**Task material**
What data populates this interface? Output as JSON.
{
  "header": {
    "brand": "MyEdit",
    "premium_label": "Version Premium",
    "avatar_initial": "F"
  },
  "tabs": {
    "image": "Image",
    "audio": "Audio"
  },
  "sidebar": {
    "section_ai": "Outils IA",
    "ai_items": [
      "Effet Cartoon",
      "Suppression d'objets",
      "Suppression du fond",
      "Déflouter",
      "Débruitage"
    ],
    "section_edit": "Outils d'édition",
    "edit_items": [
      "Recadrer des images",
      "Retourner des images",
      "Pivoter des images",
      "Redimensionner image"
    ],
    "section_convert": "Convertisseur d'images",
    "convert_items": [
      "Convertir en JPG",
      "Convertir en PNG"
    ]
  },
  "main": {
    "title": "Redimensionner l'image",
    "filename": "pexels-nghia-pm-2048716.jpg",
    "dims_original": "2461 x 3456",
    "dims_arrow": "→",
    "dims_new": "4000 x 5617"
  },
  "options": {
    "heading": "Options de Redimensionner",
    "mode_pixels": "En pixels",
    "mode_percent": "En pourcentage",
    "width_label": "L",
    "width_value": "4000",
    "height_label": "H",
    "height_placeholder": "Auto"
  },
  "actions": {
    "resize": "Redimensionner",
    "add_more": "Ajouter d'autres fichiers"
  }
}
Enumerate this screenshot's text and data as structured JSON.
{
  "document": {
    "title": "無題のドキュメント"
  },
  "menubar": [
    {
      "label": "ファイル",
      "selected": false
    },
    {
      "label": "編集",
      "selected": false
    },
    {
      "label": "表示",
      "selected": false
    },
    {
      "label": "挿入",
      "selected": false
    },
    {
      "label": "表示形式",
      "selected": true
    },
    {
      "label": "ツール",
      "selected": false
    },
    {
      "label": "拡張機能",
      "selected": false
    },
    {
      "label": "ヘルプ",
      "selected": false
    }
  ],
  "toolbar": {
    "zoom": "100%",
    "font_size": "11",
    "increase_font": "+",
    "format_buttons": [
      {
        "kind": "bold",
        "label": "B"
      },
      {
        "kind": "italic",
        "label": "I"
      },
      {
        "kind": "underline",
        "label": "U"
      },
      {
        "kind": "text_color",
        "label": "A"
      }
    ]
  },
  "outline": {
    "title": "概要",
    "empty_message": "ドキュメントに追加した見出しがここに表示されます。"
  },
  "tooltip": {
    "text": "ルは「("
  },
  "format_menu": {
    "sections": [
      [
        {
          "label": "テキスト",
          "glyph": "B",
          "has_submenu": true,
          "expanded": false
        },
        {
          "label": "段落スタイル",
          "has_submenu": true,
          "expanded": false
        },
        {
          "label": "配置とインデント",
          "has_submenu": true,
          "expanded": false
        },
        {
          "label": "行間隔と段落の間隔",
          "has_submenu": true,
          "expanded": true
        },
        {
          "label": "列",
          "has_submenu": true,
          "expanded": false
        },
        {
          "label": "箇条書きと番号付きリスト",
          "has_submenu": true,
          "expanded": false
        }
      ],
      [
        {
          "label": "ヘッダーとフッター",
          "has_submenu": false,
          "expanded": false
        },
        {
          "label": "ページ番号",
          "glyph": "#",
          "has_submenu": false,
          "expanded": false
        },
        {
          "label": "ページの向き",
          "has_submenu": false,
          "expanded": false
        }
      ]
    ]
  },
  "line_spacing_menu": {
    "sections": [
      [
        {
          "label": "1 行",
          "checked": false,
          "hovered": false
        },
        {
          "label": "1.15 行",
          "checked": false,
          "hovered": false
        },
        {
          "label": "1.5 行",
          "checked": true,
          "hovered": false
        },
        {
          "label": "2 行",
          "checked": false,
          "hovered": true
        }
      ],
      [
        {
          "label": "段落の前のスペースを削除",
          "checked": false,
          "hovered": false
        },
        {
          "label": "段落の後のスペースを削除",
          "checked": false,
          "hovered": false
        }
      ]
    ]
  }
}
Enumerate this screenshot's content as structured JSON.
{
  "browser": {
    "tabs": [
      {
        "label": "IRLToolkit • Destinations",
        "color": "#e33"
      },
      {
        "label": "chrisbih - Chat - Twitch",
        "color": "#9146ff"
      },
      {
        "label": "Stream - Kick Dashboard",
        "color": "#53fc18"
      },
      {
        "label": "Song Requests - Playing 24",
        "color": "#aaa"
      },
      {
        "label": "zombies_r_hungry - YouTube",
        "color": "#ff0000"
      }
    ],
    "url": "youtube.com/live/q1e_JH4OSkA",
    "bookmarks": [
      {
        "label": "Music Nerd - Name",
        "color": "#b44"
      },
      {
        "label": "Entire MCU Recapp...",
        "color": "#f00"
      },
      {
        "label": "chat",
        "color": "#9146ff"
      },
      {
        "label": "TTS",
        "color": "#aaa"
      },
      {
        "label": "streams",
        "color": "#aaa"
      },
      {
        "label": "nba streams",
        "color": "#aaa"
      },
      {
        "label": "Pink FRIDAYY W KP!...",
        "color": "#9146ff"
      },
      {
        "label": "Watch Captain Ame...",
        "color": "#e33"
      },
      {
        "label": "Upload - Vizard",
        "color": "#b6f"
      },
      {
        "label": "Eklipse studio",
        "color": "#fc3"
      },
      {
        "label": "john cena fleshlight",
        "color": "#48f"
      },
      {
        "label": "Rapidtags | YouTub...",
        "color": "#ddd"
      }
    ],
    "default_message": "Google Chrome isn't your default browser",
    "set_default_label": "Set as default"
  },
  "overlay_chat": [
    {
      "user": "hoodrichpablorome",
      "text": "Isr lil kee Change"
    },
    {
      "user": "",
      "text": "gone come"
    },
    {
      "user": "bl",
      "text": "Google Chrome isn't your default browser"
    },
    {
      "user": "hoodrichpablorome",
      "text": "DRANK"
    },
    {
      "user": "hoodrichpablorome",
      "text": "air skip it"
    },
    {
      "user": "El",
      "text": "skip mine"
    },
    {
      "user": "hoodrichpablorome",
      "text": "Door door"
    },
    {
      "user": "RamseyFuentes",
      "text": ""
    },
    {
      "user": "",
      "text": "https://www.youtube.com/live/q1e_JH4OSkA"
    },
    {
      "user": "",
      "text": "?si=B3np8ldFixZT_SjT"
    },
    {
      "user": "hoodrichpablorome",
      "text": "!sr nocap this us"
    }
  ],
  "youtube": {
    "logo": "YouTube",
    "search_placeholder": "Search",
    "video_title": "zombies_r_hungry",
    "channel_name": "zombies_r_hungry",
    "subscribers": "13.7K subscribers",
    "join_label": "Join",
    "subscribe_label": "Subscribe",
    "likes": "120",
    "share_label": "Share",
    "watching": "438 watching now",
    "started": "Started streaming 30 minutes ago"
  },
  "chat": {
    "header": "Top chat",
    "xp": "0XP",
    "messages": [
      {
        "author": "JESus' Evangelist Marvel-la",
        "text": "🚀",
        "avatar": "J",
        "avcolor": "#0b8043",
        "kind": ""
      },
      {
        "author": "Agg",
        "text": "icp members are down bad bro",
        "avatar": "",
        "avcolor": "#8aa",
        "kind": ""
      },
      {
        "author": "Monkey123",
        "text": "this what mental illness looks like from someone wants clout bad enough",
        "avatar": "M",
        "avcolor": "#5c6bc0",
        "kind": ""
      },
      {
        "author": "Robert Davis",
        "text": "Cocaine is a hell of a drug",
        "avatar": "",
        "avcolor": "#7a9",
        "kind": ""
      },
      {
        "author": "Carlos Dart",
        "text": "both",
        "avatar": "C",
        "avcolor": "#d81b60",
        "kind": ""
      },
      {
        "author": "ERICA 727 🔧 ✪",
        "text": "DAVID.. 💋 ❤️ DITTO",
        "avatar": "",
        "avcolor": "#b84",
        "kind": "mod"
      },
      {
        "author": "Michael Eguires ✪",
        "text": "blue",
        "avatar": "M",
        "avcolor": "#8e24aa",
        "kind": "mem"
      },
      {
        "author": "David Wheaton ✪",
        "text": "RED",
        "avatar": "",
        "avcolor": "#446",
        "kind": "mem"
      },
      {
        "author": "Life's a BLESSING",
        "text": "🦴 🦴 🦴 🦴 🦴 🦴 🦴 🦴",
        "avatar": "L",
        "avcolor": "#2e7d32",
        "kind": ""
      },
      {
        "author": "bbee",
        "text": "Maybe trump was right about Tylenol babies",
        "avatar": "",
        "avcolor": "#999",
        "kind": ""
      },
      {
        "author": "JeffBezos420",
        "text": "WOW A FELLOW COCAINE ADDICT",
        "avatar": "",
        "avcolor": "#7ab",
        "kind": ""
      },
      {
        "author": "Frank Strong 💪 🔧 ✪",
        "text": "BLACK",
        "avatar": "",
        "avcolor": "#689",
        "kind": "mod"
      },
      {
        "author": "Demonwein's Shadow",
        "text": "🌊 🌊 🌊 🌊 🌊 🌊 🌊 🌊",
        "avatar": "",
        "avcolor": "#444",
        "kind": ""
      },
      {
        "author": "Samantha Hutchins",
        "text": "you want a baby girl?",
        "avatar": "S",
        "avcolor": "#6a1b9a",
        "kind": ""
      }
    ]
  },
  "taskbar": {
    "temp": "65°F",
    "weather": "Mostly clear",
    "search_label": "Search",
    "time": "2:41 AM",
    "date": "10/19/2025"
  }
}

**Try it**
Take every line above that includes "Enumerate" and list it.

**Written reply**
Enumerate this screenshot's text and data as structured JSON.
Enumerate this screenshot's content as structured JSON.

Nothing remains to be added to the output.